  1. Peni,
    Glad you've got this handled. I've seen different author-bloggers handle it in different ways. Whatever works.
    Seems like everyone deals with this to some extent and those who do it always justify themselves because they're 'helping you see the light' or some such, usually with a complete misunderstanding of what and why you're doing what you do in the first place. My impression, from those I've dealt with, is that they have very little self-confidence, and require instead group approval. They then can't accept or tolerate the existence of someone who doesn't need the approval of whatever group it is they see themselves of being part of. This behavior is so common, maybe it's a remnant of something that helped us function as small tribes?
    Best wishes to you--and I hope you know that if you ever should find yourself up my way, we'd love to have you (and Damon, of course) to dinner.

  2. We don't travel much, and less since Health Crap started, but tell me where you are and I'll bear it in mind.
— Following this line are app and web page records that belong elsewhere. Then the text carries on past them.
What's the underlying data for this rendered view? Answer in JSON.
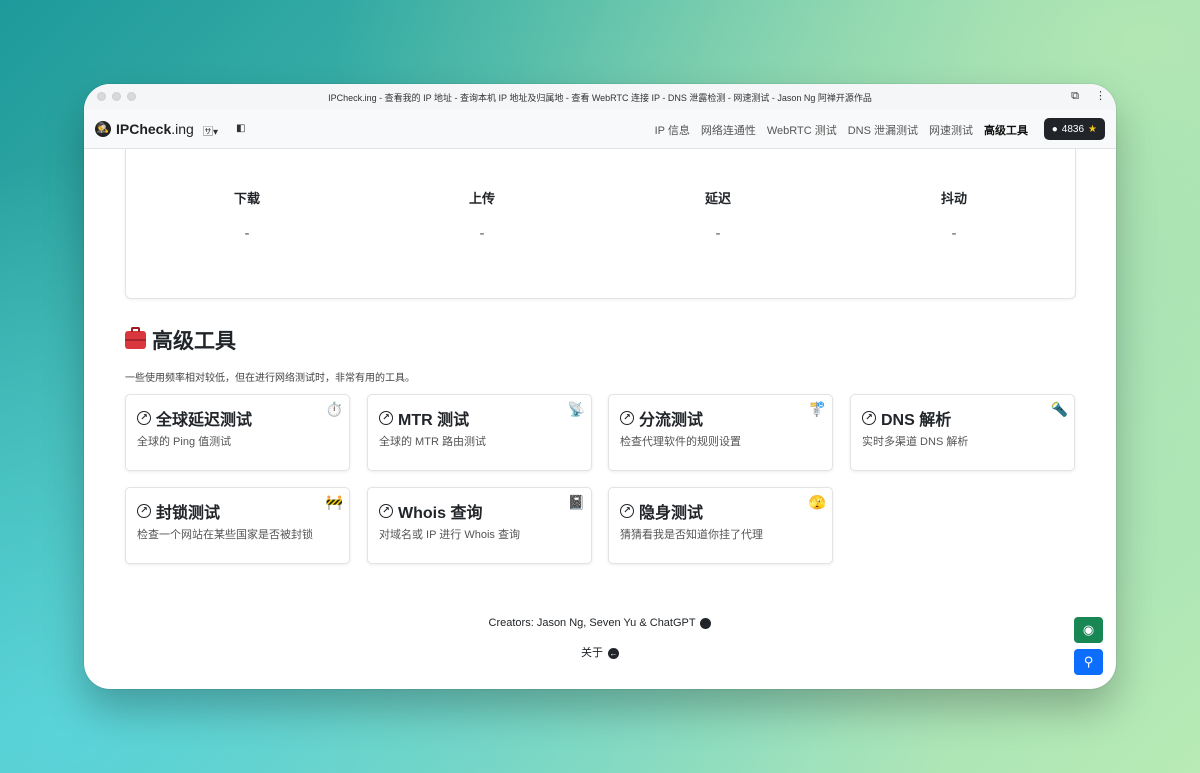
{
  "window": {
    "title": "IPCheck.ing - 查看我的 IP 地址 - 查询本机 IP 地址及归属地 - 查看 WebRTC 连接 IP - DNS 泄露检测 - 网速测试 - Jason Ng 阿禅开源作品"
  },
  "navbar": {
    "brand_bold": "IPCheck",
    "brand_rest": ".ing",
    "links": [
      "IP 信息",
      "网络连通性",
      "WebRTC 测试",
      "DNS 泄漏测试",
      "网速测试",
      "高级工具"
    ],
    "active_link": "高级工具",
    "github_stars": "4836"
  },
  "speedtest": {
    "metrics": [
      {
        "label": "下载",
        "value": "-"
      },
      {
        "label": "上传",
        "value": "-"
      },
      {
        "label": "延迟",
        "value": "-"
      },
      {
        "label": "抖动",
        "value": "-"
      }
    ]
  },
  "advanced": {
    "title": "高级工具",
    "description": "一些使用频率相对较低，但在进行网络测试时，非常有用的工具。",
    "tools": [
      {
        "title": "全球延迟测试",
        "desc": "全球的 Ping 值测试",
        "emoji": "⏱️"
      },
      {
        "title": "MTR 测试",
        "desc": "全球的 MTR 路由测试",
        "emoji": "📡"
      },
      {
        "title": "分流测试",
        "desc": "检查代理软件的规则设置",
        "emoji": "🚏"
      },
      {
        "title": "DNS 解析",
        "desc": "实时多渠道 DNS 解析",
        "emoji": "🔦"
      },
      {
        "title": "封锁测试",
        "desc": "检查一个网站在某些国家是否被封锁",
        "emoji": "🚧"
      },
      {
        "title": "Whois 查询",
        "desc": "对域名或 IP 进行 Whois 查询",
        "emoji": "📓"
      },
      {
        "title": "隐身测试",
        "desc": "猜猜看我是否知道你挂了代理",
        "emoji": "🫣"
      }
    ]
  },
  "footer": {
    "creators": "Creators: Jason Ng, Seven Yu & ChatGPT",
    "about": "关于"
  },
  "icons": {
    "brand": "spy-icon",
    "tool_arrow": "arrow-up-right-circle-icon",
    "float_eye": "eye-icon",
    "float_search": "search-icon"
  },
  "colors": {
    "github_button": "#212529",
    "float_eye_button": "#198754",
    "float_search_button": "#0d6efd"
  }
}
The health crap makes us a bit of a pain to cook for, I'll warn you now.

    Like most dysfunctional behavior, cyberstalking is a variant on normal human behavior, and that this has survival value even in societies that officially deplore it can be seen by looking at the careers of various politicians and corporate administrators. If you choose the right targets and harass them in the correct ways in the correct contexts, you can enhance your own status in certain group at the expense of people who accomplish things, without the hassle of doing productive work yourself.

    But it weirds me out that anybody could imagine I'm the correct target at this stage of my life, in this context or that of the newsgroup. There is nothing to gain by annoying small-time internet participants, except certain personal psychological satisfactions, which you'd think would be nullified by the knowledge that you were making a jackass of yourself for no real benefit.

    Where there is everything to gain - pleasure, satisfaction, emotional security, occasionally even status enhancement and money - by doing the best work you can.

  3. Sorry, I thought you knew where we are, up in Southeast Idaho. (At one point you had my address: you sent me 11,000 Years Lost.)
    Since I cook for a cardiac patient/diabetic daily, mostly from scratch, food issues don't scare me.
    One of the interesting smaller reasons why people home school is severe allergies, actually, so I think we encounter food problems more (even though we don't have them ourselves) than others would.

  4. Yes, I did, but that made it into my memory as "sent a book to Sunbee" rather than "sent a book to Sunbee in Idaho." Hmm, I bet Idaho's a grand place to be at a certain point in spring migration. If I ever get my birding mojo (and my binoculars) back.

    If you're used to cooking around allergies then I guess neither a hypoglycemic vegetarian on a low-sodium diet and a carnivore who won't eat nuts or crunchy vegetables would be too difficult. It's feeding us both at the same time that's a pain in the butt.